So, how do you separate the chaff from the grain? How about asking the realtor to refer a reliable inspector? Nothing says your agent can't supply you with a list of home inspectors. But remember, since the realtor is giving you these names, it’s quite possible the realtor and the inspector have worked together in the past. So, this could be a tricky situation. On the one hand, you need a professional inspection, and on the other, you don’t want to be taken by someone who knows just enough to fool you. The good news is that inspectors like to get repeat business and their main source of repeat business is the realtor's list. So, to get to the top of a realtor's selection list, an inspector will usually be lower in cost, which makes the realtor look good, and reliable at finding and recording any defects in his inspection, which makes you feel good, and should avoid complications later on.
Now, don't worry about whether you will have time to have the property inspected by a professional. A home sales contract should have a time period and / or time limit in which the buyer has the opportunity to make a formal inspection of the contracted house. During this period, you can hire as many licensed professionals as you wish to go over the home you are buying with a fine tooth comb. You could have plumbers, electricians, roofers, and structural engineers all crawling around and sniffing out every defect. "Wow, I wonder what that's going to cost?" you ask. Quite possibly, a lot.
My best advice is to get smart.
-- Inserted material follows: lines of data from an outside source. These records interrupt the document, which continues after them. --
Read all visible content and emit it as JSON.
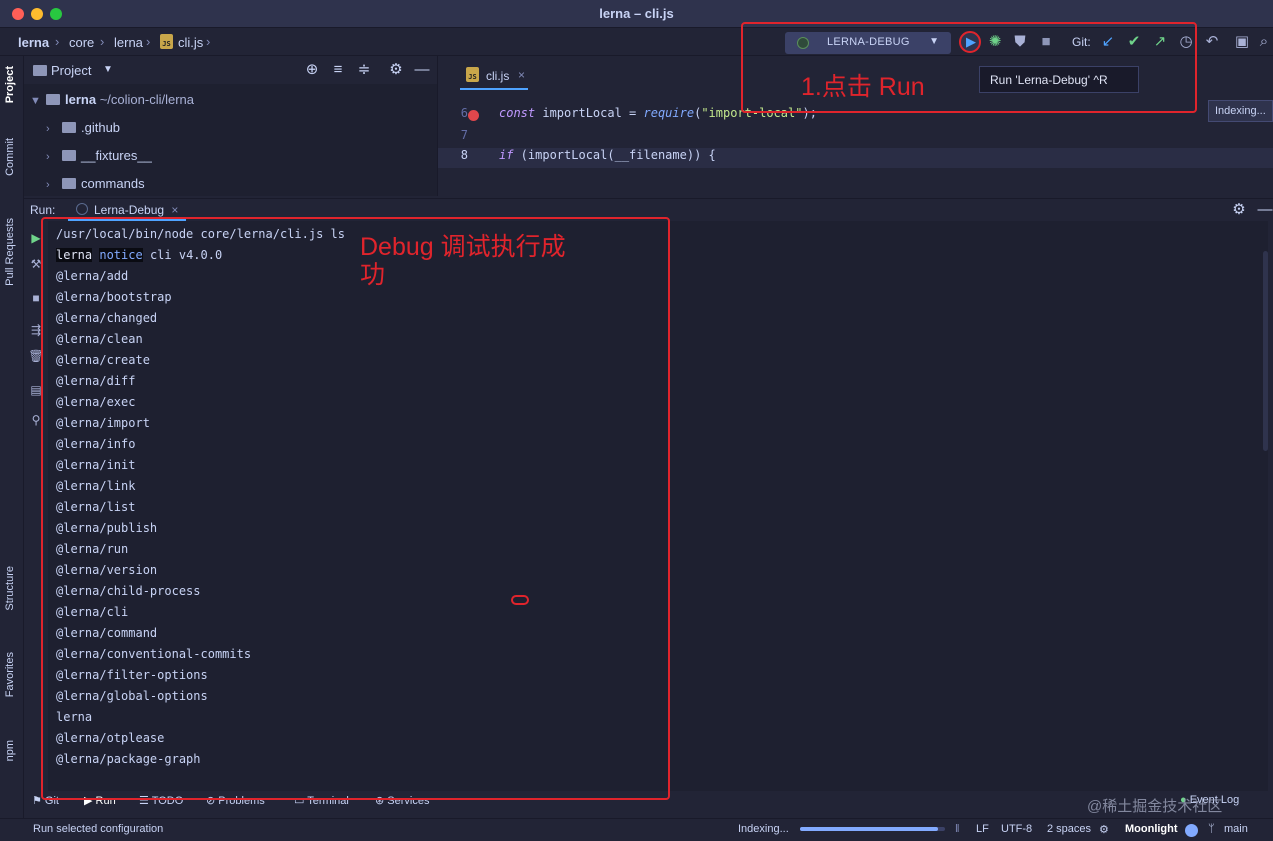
{
  "window": {
    "title": "lerna – cli.js"
  },
  "breadcrumb": {
    "items": [
      "lerna",
      "core",
      "lerna",
      "cli.js"
    ]
  },
  "toolbar": {
    "run_config": "LERNA-DEBUG",
    "git_label": "Git:",
    "tooltip": "Run 'Lerna-Debug'  ^R",
    "indexing_popup": "Indexing..."
  },
  "left_strip": {
    "tabs": [
      "Project",
      "Commit",
      "Pull Requests",
      "Structure",
      "Favorites",
      "npm"
    ]
  },
  "project_panel": {
    "title": "Project",
    "root_name": "lerna",
    "root_path": "~/colion-cli/lerna",
    "items": [
      ".github",
      "__fixtures__",
      "commands"
    ]
  },
  "editor": {
    "tab": "cli.js",
    "lines": [
      {
        "num": "6",
        "kw": "const",
        "before": " importLocal = ",
        "fn": "require",
        "paren_open": "(",
        "str": "\"import-local\"",
        "after": ");"
      },
      {
        "num": "7"
      },
      {
        "num": "8",
        "kw": "if",
        "rest": " (importLocal(__filename)) {"
      }
    ]
  },
  "run_panel": {
    "label": "Run:",
    "tab": "Lerna-Debug",
    "command": "/usr/local/bin/node core/lerna/cli.js ls",
    "notice": {
      "a": "lerna",
      "b": "notice",
      "c": " cli v4.0.0"
    },
    "packages": [
      "@lerna/add",
      "@lerna/bootstrap",
      "@lerna/changed",
      "@lerna/clean",
      "@lerna/create",
      "@lerna/diff",
      "@lerna/exec",
      "@lerna/import",
      "@lerna/info",
      "@lerna/init",
      "@lerna/link",
      "@lerna/list",
      "@lerna/publish",
      "@lerna/run",
      "@lerna/version",
      "@lerna/child-process",
      "@lerna/cli",
      "@lerna/command",
      "@lerna/conventional-commits",
      "@lerna/filter-options",
      "@lerna/global-options",
      "lerna",
      "@lerna/otplease",
      "@lerna/package-graph"
    ]
  },
  "bottom_tools": {
    "items": [
      "Git",
      "Run",
      "TODO",
      "Problems",
      "Terminal",
      "Services"
    ],
    "event_log": "Event Log"
  },
  "status_bar": {
    "message": "Run selected configuration",
    "indexing": "Indexing...",
    "indexing_progress": 0.95,
    "line_sep": "LF",
    "encoding": "UTF-8",
    "indent": "2 spaces",
    "theme": "Moonlight",
    "branch": "main"
  },
  "annotations": {
    "step1": "1.点击 Run",
    "debug_line1": "Debug 调试执行成",
    "debug_line2": "功",
    "color": "#e0242c"
  },
  "watermark": "@稀土掘金技术社区"
}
Learn how to do your own general on-site inspection
. This won't take the place of a professional inspection, which should be more in depth, but will eliminate those properties that may indicate loudly, "Hey, run quickly away and never come back!" Also, the more knowledge you have on what warning signs to look for, the better you, as the buyer, can address these issues.
Also, the more knowledge you have on what potential problems to look for, the better you, as the buyer, can address these issues.
When and where to perform this do-it-yourself inspection is easy to determine. A lot of information about a house can be noted simply on a drive-by. A "For Sale" sign in the yard is a stop and gawk invitation. During an open house or a scheduled visit, you can really take your time evaluating a home inside and out. Take extensive notes as you tour the house. Then, when you do your walk-through with the inspecting professional of your choice, you can get an immediate answer to your concerns. Make sure you get a written report on everything that should be repaired, along with a ball park figure on the cost of those corrections.
If the cost of repairs becomes a problem that can't be negotiated, then you have a easy way to get out of your contract and the money pit. More information on how to select and inspect a home can be found in the “Home Buying Inspection Guide? by Jeffrey D. Leiser.
Jeffrey D. Leiser is author of the “Home Buying Inspection Guide? and the "You Can Sell Your House: For Sale By Owner" guidebook, Read more articles on home and garden topics in the Home Style News email newsletter. Subscribe free at http://ParadoxPro.com/ezine.html